═══ Information provided

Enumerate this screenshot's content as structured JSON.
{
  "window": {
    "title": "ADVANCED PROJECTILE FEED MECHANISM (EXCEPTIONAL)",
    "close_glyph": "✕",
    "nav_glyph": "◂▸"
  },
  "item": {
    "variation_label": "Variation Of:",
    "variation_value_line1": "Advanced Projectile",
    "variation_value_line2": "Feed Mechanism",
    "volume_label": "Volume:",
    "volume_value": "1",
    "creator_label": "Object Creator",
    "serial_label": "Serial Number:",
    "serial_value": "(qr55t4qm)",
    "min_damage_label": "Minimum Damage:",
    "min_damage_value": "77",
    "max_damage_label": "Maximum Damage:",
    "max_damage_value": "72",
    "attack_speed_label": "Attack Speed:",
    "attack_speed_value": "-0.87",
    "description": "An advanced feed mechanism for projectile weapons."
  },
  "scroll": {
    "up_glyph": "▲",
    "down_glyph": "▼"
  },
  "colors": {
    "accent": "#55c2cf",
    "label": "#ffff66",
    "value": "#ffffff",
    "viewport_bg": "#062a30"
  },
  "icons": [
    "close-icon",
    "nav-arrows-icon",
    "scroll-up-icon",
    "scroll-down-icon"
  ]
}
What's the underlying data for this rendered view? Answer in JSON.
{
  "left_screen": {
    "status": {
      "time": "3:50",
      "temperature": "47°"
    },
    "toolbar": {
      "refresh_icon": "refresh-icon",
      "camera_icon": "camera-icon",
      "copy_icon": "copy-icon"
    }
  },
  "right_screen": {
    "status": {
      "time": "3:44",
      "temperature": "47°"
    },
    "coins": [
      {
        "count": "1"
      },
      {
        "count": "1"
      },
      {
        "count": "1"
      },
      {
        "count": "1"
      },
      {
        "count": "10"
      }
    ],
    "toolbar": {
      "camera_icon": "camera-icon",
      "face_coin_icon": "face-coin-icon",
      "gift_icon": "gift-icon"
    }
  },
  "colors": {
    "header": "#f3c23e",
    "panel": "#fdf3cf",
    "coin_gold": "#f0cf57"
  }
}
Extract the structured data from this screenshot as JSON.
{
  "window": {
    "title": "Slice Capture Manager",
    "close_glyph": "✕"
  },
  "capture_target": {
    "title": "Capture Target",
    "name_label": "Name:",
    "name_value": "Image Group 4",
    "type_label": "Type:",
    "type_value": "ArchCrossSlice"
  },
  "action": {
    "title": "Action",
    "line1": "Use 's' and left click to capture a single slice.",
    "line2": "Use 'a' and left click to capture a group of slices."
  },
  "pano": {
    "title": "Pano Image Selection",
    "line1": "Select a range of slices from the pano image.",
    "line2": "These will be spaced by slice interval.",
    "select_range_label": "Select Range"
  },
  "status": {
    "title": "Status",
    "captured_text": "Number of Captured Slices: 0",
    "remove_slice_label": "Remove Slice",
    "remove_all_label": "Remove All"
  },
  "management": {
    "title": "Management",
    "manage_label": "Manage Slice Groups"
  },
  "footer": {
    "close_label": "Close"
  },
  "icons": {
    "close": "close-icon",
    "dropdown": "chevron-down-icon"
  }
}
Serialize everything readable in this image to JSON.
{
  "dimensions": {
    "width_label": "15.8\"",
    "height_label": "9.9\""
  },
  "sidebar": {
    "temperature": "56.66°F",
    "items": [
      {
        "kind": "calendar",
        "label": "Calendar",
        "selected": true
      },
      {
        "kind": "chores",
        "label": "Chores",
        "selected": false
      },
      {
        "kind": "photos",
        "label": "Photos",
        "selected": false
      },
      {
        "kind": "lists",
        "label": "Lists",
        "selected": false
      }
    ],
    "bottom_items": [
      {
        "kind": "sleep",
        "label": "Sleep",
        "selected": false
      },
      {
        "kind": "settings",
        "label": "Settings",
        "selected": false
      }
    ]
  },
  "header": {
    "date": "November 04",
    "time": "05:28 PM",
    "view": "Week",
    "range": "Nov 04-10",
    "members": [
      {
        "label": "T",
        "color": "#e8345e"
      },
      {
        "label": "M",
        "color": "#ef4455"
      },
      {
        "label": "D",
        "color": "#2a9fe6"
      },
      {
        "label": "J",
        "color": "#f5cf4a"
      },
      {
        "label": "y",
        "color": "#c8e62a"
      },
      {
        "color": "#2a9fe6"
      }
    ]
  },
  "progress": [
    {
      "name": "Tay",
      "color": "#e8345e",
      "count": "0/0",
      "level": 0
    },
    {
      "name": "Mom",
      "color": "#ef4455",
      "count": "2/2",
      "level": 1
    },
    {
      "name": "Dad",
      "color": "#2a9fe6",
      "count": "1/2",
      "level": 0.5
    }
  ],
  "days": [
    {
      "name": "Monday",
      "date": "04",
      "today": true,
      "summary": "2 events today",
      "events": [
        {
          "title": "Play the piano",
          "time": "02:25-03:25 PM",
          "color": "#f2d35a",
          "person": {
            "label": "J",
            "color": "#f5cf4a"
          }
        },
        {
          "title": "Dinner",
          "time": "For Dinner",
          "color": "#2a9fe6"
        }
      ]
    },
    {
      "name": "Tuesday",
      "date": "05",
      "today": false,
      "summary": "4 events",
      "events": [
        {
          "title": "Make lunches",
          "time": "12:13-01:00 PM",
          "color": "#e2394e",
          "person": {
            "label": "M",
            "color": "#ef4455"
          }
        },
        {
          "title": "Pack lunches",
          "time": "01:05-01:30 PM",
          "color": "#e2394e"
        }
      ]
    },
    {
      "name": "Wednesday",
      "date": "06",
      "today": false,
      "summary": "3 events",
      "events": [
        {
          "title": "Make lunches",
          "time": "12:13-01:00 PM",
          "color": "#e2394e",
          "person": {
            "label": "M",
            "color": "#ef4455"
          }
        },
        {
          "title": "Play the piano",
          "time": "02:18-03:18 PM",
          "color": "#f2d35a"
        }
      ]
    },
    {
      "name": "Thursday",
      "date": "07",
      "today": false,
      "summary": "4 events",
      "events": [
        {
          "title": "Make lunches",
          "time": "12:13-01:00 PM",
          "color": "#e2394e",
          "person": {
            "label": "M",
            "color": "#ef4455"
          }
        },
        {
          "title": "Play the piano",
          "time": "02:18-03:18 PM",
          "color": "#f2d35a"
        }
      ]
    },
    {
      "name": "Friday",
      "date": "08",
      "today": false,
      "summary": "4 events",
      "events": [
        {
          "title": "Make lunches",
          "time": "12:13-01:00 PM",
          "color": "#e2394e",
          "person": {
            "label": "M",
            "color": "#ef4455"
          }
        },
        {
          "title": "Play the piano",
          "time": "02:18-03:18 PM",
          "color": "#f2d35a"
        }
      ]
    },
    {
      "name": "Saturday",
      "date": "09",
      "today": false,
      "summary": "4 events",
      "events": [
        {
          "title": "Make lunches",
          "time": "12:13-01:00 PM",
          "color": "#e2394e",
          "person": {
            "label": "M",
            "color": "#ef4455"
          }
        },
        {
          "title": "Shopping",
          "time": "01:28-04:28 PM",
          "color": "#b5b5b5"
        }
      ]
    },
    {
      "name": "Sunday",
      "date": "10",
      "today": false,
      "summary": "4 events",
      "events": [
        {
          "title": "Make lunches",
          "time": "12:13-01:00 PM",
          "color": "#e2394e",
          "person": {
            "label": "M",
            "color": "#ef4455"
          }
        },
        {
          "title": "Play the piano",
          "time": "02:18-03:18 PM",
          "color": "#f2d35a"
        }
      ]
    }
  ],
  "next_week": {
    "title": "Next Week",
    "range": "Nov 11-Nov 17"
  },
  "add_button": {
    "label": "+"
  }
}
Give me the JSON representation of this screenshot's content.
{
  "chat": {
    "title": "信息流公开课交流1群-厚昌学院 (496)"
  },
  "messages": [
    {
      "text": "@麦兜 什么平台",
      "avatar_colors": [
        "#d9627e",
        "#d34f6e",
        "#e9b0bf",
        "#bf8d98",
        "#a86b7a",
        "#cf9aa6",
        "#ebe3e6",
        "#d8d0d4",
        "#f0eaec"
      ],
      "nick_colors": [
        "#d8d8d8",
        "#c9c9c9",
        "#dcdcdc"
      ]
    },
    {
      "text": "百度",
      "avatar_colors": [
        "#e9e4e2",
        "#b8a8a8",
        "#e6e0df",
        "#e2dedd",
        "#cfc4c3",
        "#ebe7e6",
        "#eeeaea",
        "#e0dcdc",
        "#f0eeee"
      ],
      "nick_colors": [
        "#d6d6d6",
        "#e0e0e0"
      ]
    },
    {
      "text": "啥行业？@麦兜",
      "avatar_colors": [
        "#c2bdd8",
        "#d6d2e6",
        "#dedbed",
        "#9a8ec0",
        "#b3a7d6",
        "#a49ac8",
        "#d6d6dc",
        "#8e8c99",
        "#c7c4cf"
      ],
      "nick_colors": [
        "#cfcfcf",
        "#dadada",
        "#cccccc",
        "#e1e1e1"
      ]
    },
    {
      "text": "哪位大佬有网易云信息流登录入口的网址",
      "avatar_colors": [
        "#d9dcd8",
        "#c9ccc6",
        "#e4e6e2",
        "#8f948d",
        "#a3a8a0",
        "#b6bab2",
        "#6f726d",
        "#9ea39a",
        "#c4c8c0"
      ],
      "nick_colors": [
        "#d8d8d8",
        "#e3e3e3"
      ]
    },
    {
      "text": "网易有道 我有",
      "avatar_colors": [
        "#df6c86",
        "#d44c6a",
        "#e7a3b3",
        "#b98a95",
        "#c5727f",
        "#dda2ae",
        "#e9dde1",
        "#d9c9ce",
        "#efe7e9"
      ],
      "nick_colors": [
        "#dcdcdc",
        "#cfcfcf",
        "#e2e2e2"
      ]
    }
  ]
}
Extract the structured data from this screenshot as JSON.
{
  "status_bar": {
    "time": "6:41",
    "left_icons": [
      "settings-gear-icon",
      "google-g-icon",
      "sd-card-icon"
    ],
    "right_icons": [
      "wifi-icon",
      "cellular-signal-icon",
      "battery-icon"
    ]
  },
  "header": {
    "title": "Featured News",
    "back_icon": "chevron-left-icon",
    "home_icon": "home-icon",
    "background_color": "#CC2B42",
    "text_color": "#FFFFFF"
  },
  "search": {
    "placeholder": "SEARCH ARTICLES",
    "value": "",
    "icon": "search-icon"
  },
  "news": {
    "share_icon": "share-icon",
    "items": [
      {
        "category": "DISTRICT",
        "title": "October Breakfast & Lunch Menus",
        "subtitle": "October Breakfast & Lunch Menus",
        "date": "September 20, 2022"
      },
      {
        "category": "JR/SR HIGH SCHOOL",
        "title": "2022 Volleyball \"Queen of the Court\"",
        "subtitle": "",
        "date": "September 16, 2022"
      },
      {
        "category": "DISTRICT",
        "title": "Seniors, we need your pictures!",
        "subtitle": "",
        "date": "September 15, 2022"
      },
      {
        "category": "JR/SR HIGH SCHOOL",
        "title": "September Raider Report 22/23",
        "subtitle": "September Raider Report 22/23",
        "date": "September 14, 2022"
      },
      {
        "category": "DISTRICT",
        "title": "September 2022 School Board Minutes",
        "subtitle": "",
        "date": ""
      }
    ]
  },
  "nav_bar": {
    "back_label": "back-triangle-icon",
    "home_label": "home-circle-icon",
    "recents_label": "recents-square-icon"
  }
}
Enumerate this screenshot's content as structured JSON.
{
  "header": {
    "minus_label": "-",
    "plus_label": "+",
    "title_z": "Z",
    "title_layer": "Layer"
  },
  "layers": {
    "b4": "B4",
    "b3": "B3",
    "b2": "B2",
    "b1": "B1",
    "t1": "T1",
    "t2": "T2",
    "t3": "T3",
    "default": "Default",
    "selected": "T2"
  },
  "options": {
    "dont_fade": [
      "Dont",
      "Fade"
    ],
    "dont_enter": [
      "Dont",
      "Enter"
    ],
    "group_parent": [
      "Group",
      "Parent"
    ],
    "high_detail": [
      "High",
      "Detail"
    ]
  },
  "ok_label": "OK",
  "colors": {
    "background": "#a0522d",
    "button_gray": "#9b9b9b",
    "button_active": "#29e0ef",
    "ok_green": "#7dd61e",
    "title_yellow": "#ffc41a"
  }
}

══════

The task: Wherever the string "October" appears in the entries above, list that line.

Answer box:
        "title": "October Breakfast & Lunch Menus",
        "subtitle": "October Breakfast & Lunch Menus",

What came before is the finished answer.